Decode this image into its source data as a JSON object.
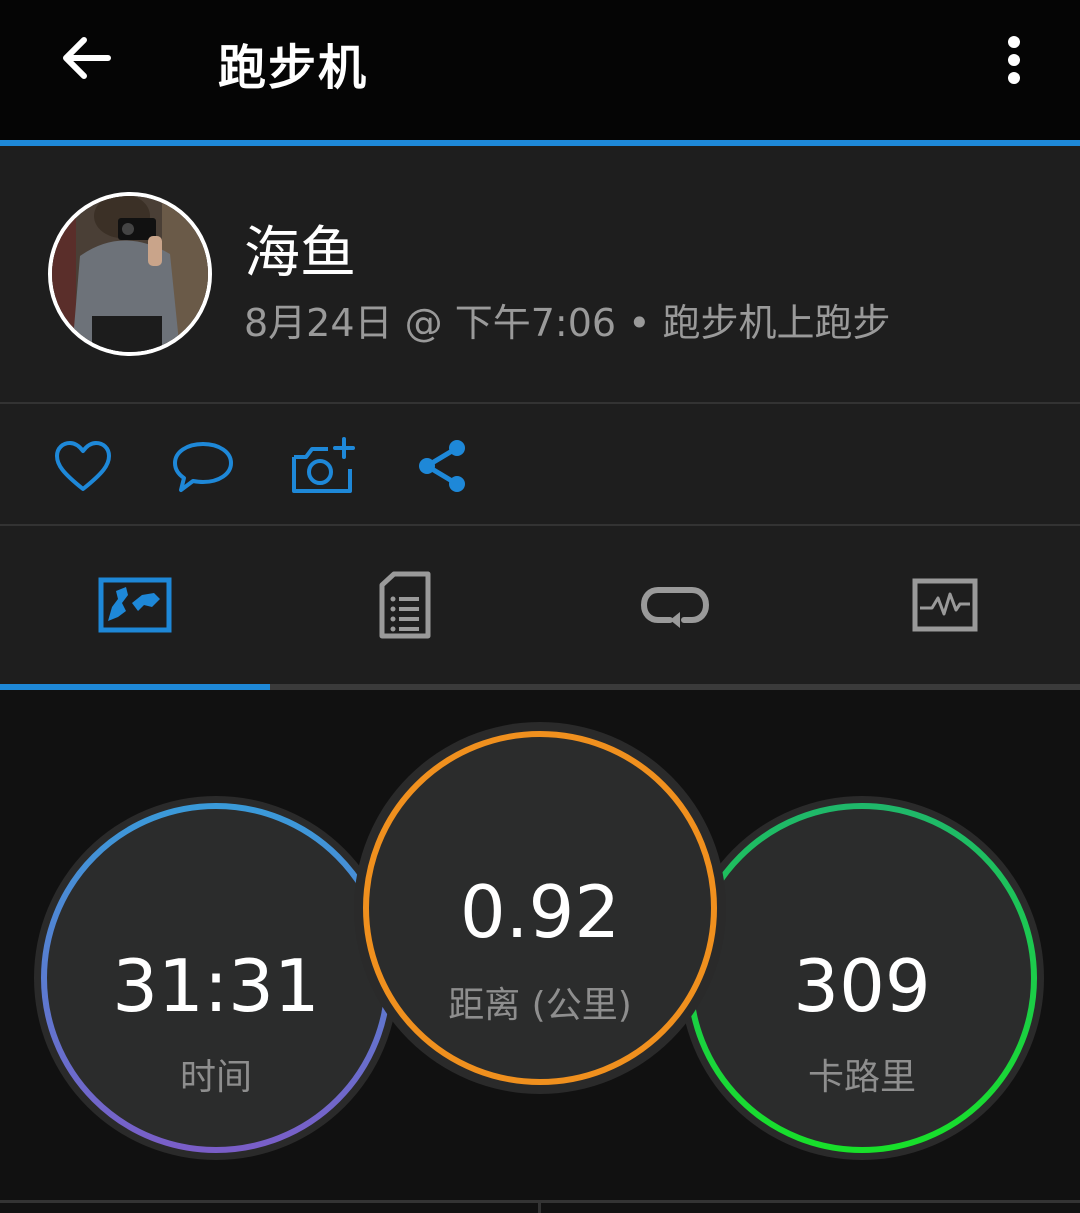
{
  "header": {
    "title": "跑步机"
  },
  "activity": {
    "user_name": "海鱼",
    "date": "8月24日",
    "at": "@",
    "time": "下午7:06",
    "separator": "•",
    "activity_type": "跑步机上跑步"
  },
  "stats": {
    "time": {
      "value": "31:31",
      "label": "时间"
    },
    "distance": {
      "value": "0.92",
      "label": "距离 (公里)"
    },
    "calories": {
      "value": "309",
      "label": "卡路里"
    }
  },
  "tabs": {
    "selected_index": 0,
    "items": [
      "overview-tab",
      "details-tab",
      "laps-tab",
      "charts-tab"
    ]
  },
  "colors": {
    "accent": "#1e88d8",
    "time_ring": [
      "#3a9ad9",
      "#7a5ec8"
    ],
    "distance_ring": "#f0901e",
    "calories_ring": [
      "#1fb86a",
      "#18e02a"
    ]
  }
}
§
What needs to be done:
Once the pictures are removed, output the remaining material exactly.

Answer for the task:
Decode this image into its source data as a JSON object.
{
  "header": {
    "title": "跑步机"
  },
  "activity": {
    "user_name": "海鱼",
    "date": "8月24日",
    "at": "@",
    "time": "下午7:06",
    "separator": "•",
    "activity_type": "跑步机上跑步"
  },
  "stats": {
    "time": {
      "value": "31:31",
      "label": "时间"
    },
    "distance": {
      "value": "0.92",
      "label": "距离 (公里)"
    },
    "calories": {
      "value": "309",
      "label": "卡路里"
    }
  },
  "tabs": {
    "selected_index": 0,
    "items": [
      "overview-tab",
      "details-tab",
      "laps-tab",
      "charts-tab"
    ]
  },
  "colors": {
    "accent": "#1e88d8",
    "time_ring": [
      "#3a9ad9",
      "#7a5ec8"
    ],
    "distance_ring": "#f0901e",
    "calories_ring": [
      "#1fb86a",
      "#18e02a"
    ]
  }
}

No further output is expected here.